> _EXERCISE OBJECTIVE_: Copy each line of the records that includes "Reponedor".

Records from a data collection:
▶

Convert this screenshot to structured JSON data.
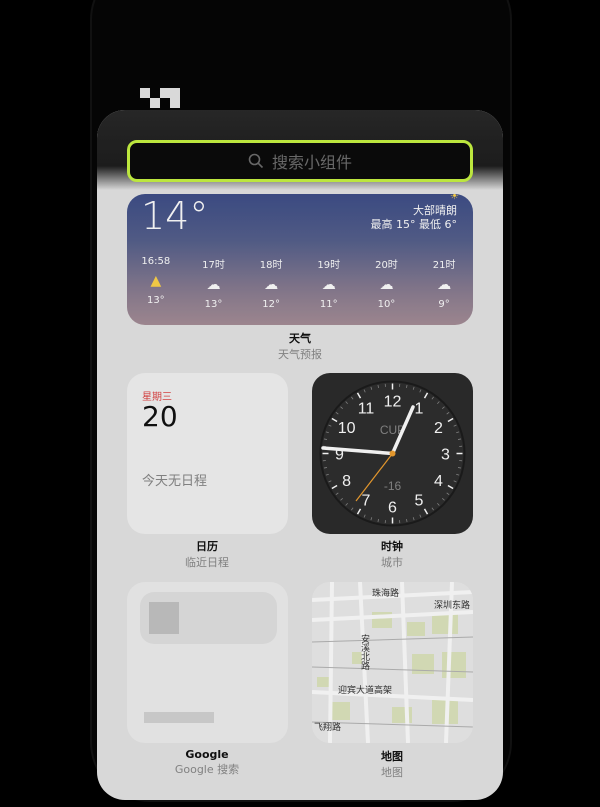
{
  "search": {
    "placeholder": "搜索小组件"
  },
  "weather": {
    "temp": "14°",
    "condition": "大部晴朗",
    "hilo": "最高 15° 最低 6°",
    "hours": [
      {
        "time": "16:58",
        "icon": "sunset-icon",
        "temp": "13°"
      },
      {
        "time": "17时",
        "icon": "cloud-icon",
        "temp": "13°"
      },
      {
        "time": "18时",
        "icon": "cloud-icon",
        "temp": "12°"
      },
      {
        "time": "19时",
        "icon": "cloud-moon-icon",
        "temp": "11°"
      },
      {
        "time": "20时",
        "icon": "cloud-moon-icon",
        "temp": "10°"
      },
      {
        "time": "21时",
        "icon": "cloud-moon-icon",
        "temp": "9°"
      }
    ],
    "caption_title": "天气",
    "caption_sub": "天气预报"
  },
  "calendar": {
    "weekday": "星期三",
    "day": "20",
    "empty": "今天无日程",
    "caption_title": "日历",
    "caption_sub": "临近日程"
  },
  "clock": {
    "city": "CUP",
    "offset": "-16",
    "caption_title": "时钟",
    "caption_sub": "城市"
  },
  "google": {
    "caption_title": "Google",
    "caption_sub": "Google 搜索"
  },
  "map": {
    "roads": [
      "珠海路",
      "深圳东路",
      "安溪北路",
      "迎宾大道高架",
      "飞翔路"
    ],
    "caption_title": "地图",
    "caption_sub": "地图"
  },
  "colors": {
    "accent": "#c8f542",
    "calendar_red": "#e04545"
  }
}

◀
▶

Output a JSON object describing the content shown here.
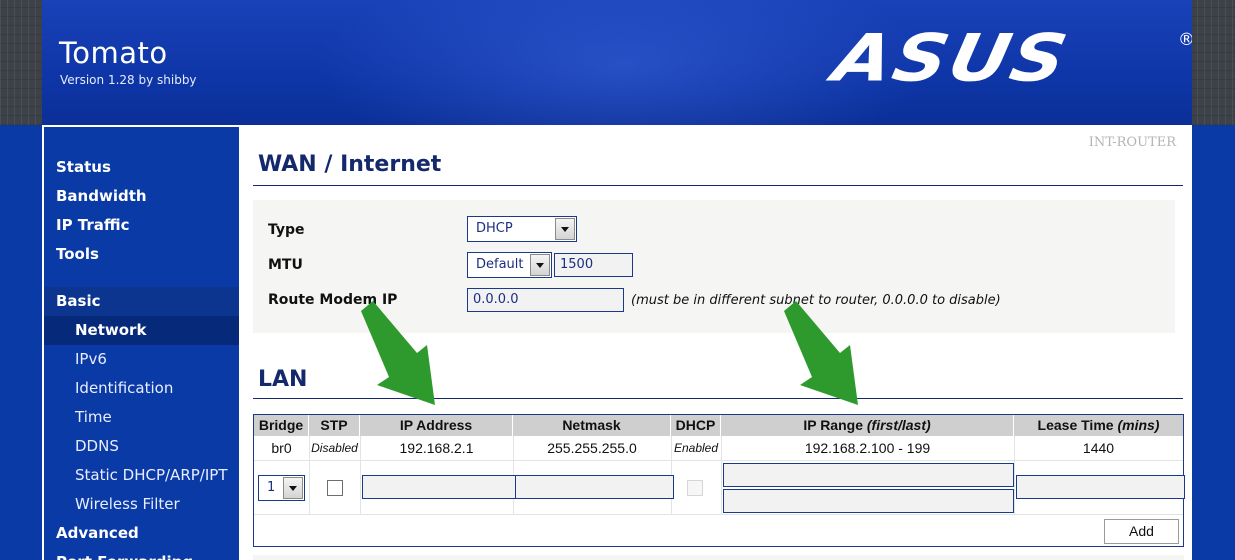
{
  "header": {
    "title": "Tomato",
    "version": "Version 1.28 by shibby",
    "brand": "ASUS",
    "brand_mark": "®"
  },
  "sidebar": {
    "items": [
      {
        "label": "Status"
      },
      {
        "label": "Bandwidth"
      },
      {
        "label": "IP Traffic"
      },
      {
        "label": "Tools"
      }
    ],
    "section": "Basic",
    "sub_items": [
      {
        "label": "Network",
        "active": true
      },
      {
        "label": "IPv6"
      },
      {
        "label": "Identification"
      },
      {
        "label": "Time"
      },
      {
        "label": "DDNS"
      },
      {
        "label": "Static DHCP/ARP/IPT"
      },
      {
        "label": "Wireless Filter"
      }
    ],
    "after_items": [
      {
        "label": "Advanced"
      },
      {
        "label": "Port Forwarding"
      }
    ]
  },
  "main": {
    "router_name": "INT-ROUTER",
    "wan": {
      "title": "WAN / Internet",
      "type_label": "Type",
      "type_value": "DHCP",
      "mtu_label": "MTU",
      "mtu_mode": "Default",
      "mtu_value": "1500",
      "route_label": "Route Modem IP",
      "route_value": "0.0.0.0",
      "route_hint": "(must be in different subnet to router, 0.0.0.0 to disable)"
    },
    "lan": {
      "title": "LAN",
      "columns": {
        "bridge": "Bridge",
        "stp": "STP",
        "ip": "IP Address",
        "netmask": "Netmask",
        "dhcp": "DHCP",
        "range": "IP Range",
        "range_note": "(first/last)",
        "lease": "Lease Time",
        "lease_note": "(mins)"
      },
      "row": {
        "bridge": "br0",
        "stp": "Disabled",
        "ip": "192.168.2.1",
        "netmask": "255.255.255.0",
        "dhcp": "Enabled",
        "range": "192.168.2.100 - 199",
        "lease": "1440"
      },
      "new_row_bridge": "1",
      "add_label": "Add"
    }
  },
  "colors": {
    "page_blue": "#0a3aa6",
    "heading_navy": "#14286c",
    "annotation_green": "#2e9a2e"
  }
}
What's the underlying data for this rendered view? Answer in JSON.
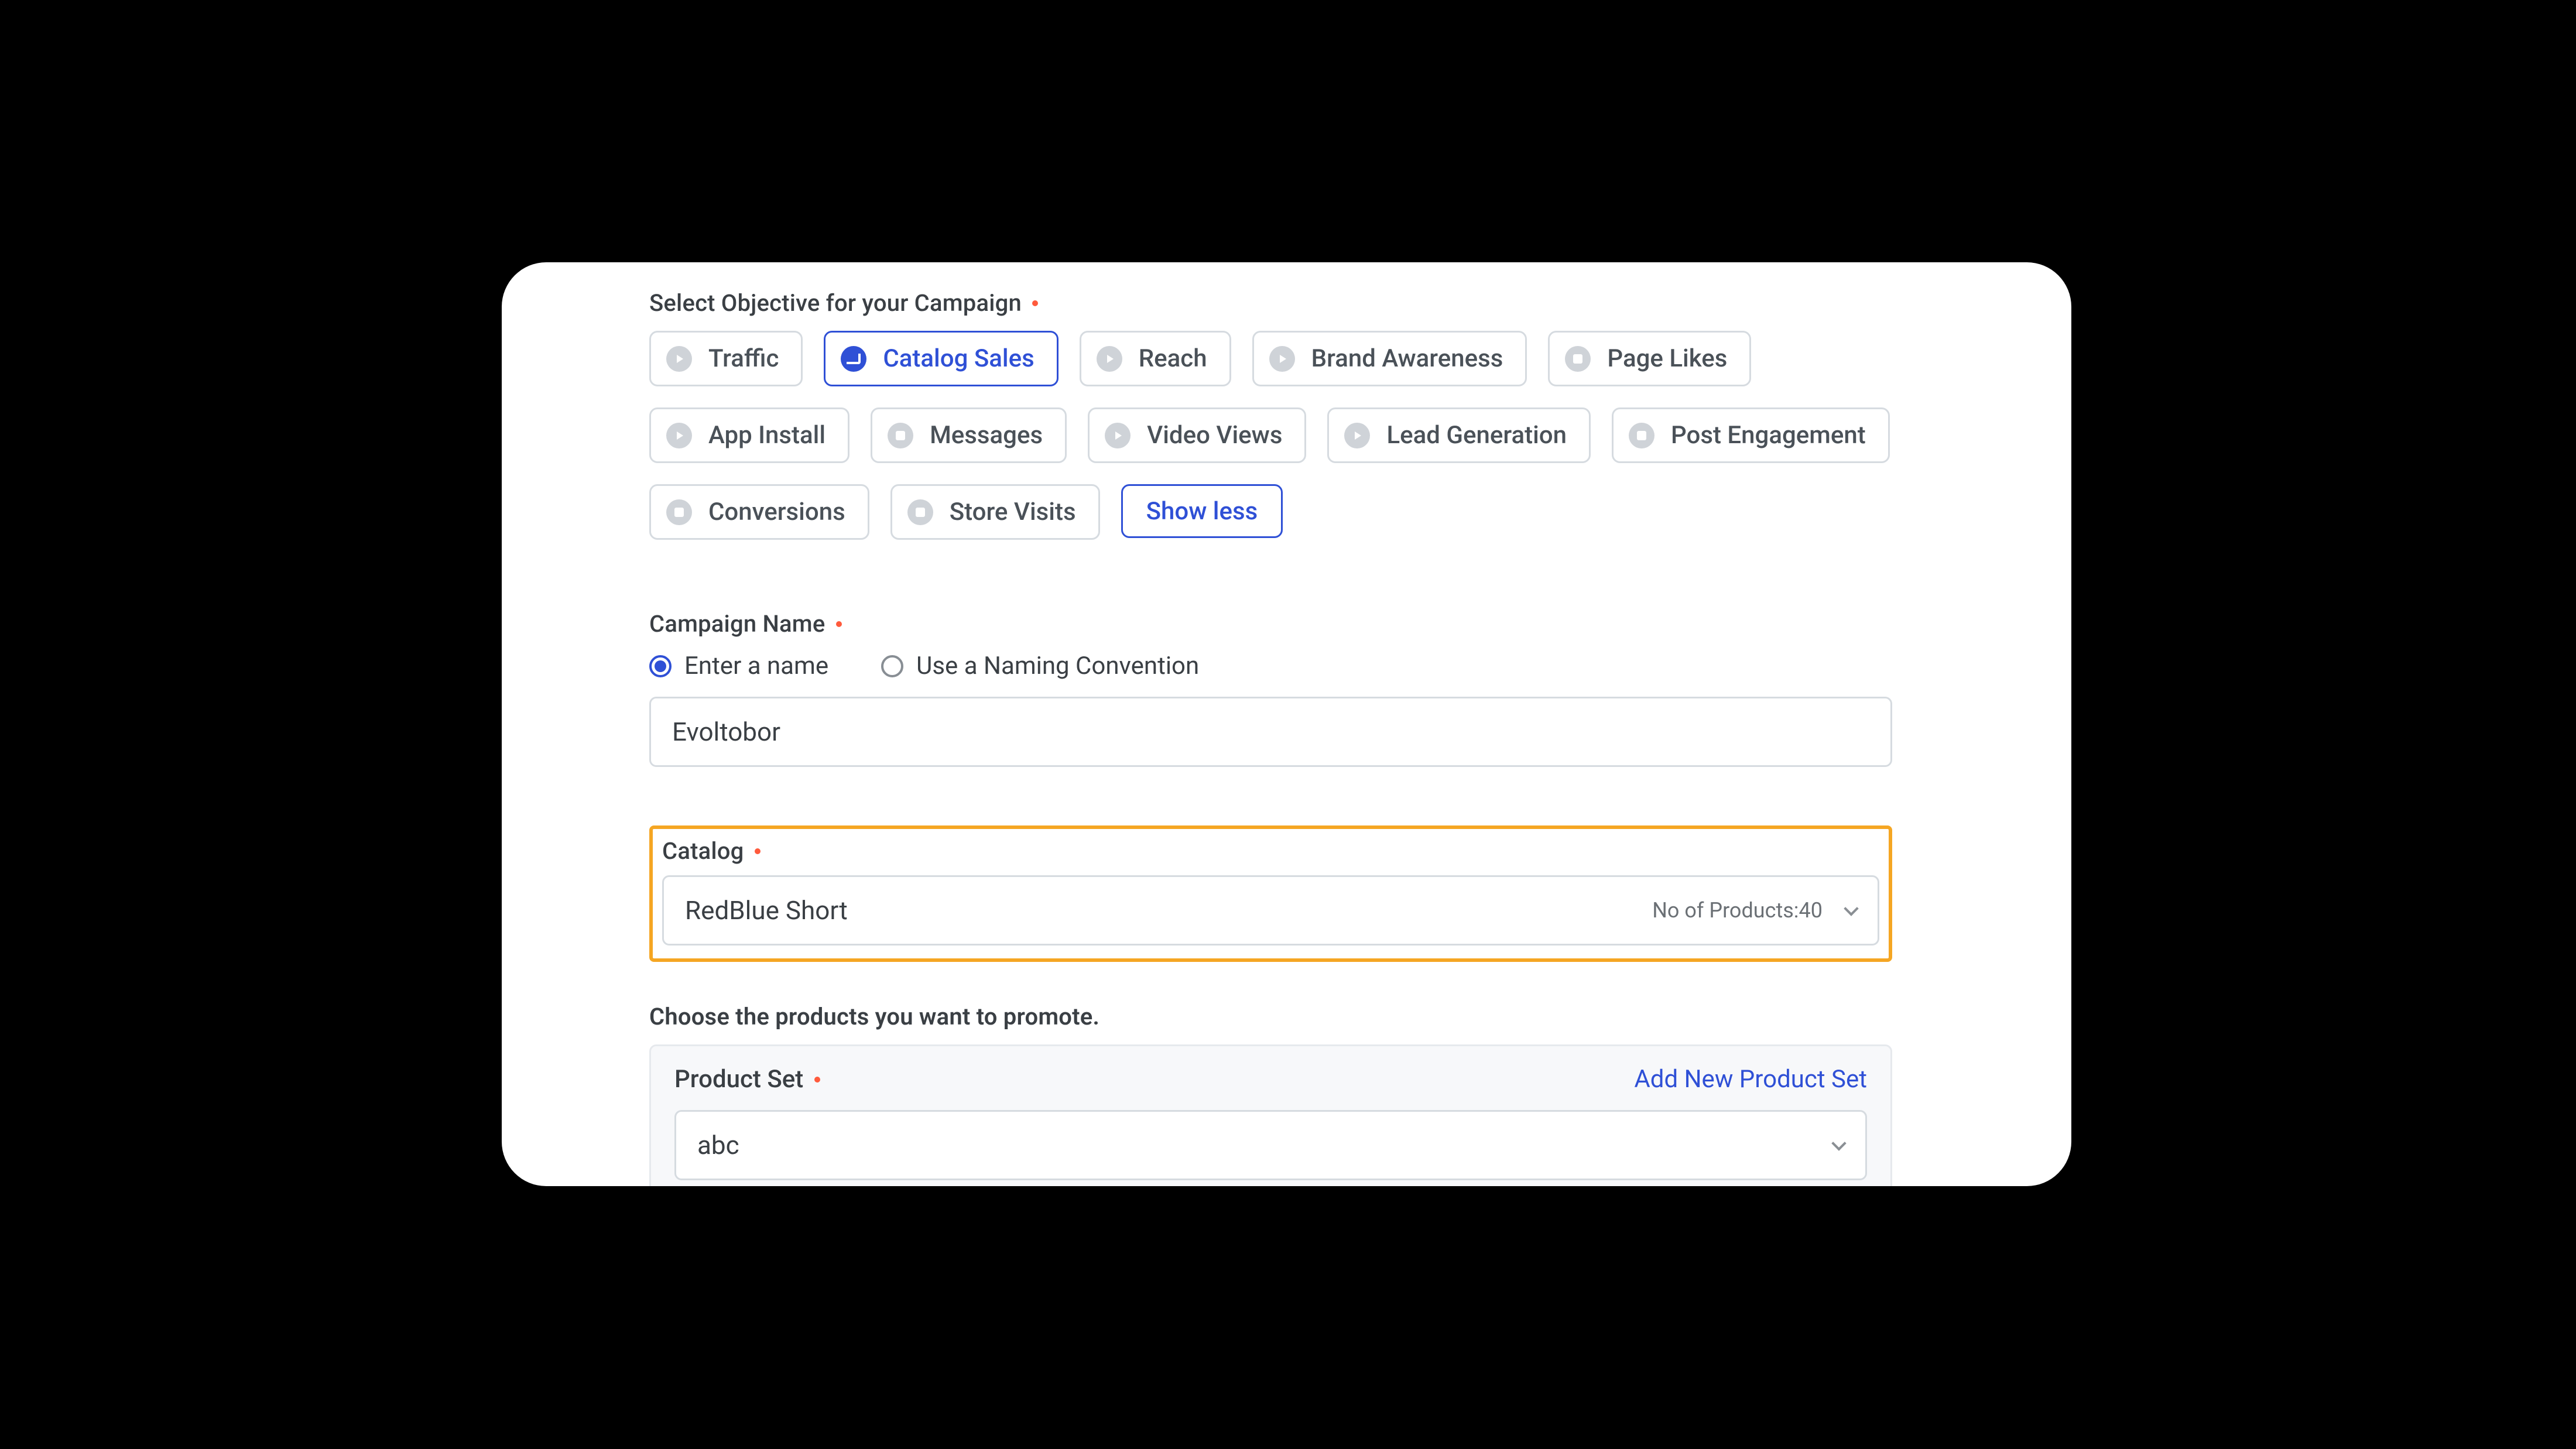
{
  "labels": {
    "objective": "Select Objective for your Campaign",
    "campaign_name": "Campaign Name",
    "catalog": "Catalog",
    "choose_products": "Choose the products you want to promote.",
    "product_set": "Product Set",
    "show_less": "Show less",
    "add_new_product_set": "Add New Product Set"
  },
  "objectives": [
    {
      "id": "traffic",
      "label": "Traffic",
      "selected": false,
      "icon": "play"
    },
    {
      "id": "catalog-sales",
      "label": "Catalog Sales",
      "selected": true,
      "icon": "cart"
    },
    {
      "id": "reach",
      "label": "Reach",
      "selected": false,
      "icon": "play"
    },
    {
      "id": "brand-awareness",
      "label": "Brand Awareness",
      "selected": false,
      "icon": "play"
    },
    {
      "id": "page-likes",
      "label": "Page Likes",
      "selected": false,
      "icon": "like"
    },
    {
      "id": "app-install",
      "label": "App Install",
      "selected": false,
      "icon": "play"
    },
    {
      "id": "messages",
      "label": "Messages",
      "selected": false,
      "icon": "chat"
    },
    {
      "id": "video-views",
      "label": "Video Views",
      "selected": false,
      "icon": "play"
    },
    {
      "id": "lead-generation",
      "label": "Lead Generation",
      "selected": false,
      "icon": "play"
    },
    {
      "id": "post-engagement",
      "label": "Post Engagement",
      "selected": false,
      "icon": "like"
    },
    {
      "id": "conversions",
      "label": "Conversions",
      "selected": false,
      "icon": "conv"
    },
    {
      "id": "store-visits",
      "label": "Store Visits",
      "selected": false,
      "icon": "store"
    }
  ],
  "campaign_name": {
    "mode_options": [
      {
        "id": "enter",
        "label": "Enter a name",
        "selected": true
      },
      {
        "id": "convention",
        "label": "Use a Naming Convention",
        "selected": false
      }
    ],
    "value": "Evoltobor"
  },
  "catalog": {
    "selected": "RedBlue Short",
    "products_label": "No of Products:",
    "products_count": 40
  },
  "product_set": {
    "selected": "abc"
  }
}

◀
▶

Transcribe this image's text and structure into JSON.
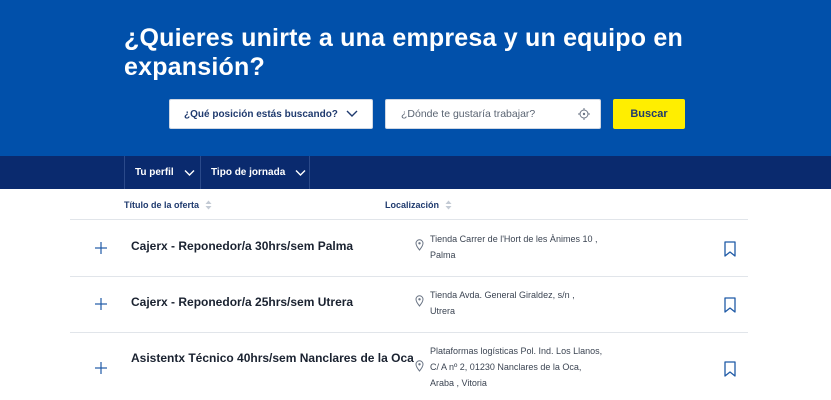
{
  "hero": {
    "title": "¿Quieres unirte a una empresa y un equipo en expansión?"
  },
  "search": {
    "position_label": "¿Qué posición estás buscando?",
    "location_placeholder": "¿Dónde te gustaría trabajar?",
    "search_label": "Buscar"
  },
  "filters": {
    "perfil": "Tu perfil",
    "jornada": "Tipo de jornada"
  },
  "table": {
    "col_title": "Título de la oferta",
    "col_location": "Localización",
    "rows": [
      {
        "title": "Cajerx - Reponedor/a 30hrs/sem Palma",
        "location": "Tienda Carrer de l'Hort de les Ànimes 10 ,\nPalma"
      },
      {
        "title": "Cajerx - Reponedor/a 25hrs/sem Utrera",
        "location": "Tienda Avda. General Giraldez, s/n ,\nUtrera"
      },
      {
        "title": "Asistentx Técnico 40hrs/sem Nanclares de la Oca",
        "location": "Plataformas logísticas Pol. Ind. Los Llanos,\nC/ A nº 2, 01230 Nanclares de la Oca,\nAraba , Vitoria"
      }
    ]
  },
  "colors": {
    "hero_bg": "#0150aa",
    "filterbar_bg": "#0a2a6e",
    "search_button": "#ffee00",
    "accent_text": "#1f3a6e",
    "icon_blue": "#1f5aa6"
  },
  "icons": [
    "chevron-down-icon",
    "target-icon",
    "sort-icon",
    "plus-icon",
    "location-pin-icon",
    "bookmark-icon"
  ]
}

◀

> _WRITTEN ANSWER_:
        "title": "Cajerx - Reponedor/a 30hrs/sem Palma",
        "title": "Cajerx - Reponedor/a 25hrs/sem Utrera",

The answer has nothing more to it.